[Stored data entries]
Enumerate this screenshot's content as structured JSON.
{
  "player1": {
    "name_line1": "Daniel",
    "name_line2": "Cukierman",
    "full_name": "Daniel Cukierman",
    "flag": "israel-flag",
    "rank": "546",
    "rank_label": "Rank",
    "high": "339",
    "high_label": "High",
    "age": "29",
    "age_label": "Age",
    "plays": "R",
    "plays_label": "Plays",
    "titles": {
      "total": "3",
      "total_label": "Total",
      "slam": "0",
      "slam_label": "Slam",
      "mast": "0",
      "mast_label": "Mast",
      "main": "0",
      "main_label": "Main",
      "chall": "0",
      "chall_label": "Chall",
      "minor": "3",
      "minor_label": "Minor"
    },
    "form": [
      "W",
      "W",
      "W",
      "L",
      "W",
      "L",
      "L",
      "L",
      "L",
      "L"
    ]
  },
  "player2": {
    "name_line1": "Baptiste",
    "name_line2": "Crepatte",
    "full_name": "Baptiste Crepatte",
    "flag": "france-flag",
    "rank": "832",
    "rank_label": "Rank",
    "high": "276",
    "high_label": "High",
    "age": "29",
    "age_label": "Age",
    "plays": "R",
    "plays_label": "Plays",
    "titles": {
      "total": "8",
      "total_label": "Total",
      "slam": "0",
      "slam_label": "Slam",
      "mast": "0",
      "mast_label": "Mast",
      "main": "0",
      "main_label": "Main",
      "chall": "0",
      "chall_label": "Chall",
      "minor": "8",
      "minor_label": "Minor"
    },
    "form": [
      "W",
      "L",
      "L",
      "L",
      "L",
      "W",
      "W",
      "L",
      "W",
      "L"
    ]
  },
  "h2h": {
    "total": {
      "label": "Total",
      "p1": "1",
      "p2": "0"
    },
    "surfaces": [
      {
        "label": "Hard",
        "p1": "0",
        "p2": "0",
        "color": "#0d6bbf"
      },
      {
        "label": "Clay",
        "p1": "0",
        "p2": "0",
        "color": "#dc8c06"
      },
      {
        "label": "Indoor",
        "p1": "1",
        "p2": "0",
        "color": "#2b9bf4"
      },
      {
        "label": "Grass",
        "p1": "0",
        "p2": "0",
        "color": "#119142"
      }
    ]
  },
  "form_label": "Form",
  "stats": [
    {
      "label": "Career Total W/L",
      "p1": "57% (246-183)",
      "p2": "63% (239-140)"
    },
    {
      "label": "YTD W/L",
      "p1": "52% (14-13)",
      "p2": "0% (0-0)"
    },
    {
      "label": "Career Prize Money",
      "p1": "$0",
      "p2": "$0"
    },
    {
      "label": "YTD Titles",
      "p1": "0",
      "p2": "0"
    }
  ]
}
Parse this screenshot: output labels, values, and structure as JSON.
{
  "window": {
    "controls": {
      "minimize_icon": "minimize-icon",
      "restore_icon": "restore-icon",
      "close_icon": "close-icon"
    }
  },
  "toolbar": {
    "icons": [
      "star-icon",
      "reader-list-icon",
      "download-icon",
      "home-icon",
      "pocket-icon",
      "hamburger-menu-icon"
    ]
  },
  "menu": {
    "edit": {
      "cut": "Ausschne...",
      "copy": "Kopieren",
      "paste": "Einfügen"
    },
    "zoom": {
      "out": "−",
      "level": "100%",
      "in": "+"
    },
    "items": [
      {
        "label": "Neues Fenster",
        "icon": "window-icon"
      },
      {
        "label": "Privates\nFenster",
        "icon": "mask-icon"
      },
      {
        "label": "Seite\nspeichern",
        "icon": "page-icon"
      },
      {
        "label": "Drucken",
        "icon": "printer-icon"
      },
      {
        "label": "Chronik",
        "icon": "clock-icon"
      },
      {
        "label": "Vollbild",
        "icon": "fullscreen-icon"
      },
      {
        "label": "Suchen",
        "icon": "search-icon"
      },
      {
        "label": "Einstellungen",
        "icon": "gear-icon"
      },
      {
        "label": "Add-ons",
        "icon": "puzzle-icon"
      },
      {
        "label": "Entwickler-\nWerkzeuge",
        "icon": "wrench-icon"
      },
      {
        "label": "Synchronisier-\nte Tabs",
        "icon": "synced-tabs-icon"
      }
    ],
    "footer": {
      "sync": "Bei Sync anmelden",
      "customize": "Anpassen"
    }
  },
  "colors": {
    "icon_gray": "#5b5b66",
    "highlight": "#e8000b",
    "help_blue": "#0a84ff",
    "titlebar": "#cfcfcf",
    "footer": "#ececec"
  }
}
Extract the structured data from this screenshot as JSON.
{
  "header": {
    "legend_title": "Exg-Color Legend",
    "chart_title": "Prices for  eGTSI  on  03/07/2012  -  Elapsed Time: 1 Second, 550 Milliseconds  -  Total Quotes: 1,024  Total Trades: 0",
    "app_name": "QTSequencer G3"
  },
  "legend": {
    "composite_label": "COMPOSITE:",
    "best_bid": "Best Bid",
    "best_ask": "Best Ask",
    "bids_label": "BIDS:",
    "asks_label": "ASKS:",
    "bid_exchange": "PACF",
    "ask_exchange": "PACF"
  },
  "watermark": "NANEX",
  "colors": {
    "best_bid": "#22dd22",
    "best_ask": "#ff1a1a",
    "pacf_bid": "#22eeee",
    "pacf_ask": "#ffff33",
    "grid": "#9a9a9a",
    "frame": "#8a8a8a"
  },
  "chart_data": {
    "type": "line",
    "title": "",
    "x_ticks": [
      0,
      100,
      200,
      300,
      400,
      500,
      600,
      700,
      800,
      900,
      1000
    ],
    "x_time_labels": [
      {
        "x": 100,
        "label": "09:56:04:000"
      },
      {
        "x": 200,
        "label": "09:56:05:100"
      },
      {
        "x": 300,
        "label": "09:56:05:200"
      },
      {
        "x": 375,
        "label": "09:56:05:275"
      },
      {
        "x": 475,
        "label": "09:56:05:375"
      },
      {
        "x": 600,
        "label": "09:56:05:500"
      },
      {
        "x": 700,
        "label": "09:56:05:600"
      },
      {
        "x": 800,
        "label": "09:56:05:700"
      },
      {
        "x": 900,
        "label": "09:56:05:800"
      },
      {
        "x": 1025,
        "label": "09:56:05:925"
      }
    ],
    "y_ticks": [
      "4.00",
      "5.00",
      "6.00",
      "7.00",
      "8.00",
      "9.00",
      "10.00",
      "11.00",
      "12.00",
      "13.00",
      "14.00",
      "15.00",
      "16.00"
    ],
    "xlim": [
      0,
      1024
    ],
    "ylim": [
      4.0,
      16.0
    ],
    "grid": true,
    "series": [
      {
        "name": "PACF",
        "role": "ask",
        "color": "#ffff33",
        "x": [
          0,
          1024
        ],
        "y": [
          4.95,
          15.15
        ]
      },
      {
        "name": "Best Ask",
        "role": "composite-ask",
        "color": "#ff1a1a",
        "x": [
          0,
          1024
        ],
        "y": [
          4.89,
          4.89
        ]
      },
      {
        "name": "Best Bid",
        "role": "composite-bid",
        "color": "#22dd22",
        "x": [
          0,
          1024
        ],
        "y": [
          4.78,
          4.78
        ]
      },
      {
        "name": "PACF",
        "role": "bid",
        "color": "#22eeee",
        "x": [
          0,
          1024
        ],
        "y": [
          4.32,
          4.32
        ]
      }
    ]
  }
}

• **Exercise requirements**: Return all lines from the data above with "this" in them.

• **Result**:
Enumerate this screenshot's content as structured JSON.
Parse this screenshot: output labels, values, and structure as JSON.
Extract the structured data from this screenshot as JSON.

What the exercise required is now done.